*** DATA SECTION Section Begins ***

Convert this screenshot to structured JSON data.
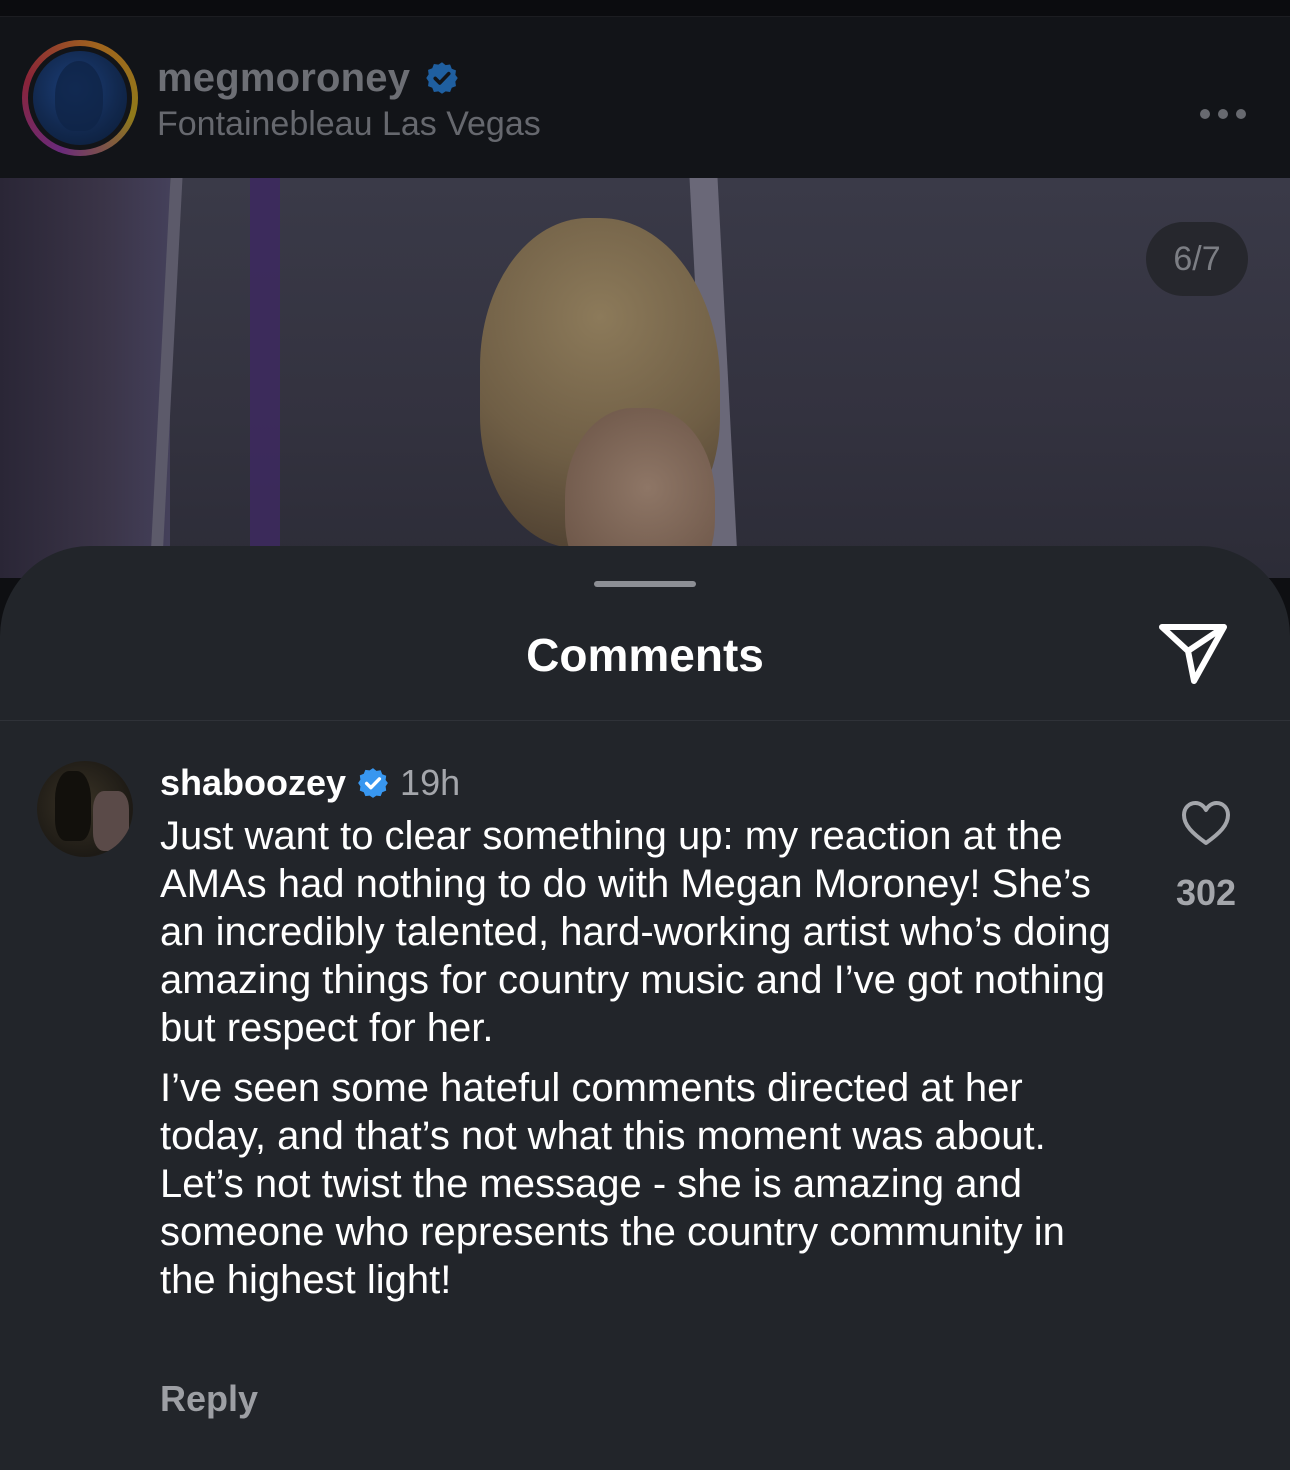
{
  "post": {
    "username": "megmoroney",
    "location": "Fontainebleau Las Vegas",
    "media_counter": "6/7"
  },
  "comments_sheet": {
    "title": "Comments",
    "comment": {
      "username": "shaboozey",
      "time": "19h",
      "paragraph_1": "Just want to clear something up: my reaction at the AMAs had nothing to do with Megan Moroney! She’s an incredibly talented, hard-working artist who’s doing amazing things for country music and I’ve got nothing but respect for her.",
      "paragraph_2": "I’ve seen some hateful comments directed at her today, and that’s not what this moment was about. Let’s not twist the message - she is amazing and someone who represents the country community in the highest light!",
      "reply_label": "Reply",
      "like_count": "302"
    }
  },
  "icons": {
    "verified": "verified-badge-icon",
    "more": "more-icon",
    "share": "share-icon",
    "like": "heart-icon"
  },
  "colors": {
    "verified_blue": "#3897f0",
    "sheet_bg": "#22252a",
    "header_bg": "#121418"
  }
}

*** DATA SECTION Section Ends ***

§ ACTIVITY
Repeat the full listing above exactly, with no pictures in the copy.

§ RESPONSE TO THE EXERCISE
Convert this screenshot to structured JSON data.
{
  "post": {
    "username": "megmoroney",
    "location": "Fontainebleau Las Vegas",
    "media_counter": "6/7"
  },
  "comments_sheet": {
    "title": "Comments",
    "comment": {
      "username": "shaboozey",
      "time": "19h",
      "paragraph_1": "Just want to clear something up: my reaction at the AMAs had nothing to do with Megan Moroney! She’s an incredibly talented, hard-working artist who’s doing amazing things for country music and I’ve got nothing but respect for her.",
      "paragraph_2": "I’ve seen some hateful comments directed at her today, and that’s not what this moment was about. Let’s not twist the message - she is amazing and someone who represents the country community in the highest light!",
      "reply_label": "Reply",
      "like_count": "302"
    }
  },
  "icons": {
    "verified": "verified-badge-icon",
    "more": "more-icon",
    "share": "share-icon",
    "like": "heart-icon"
  },
  "colors": {
    "verified_blue": "#3897f0",
    "sheet_bg": "#22252a",
    "header_bg": "#121418"
  }
}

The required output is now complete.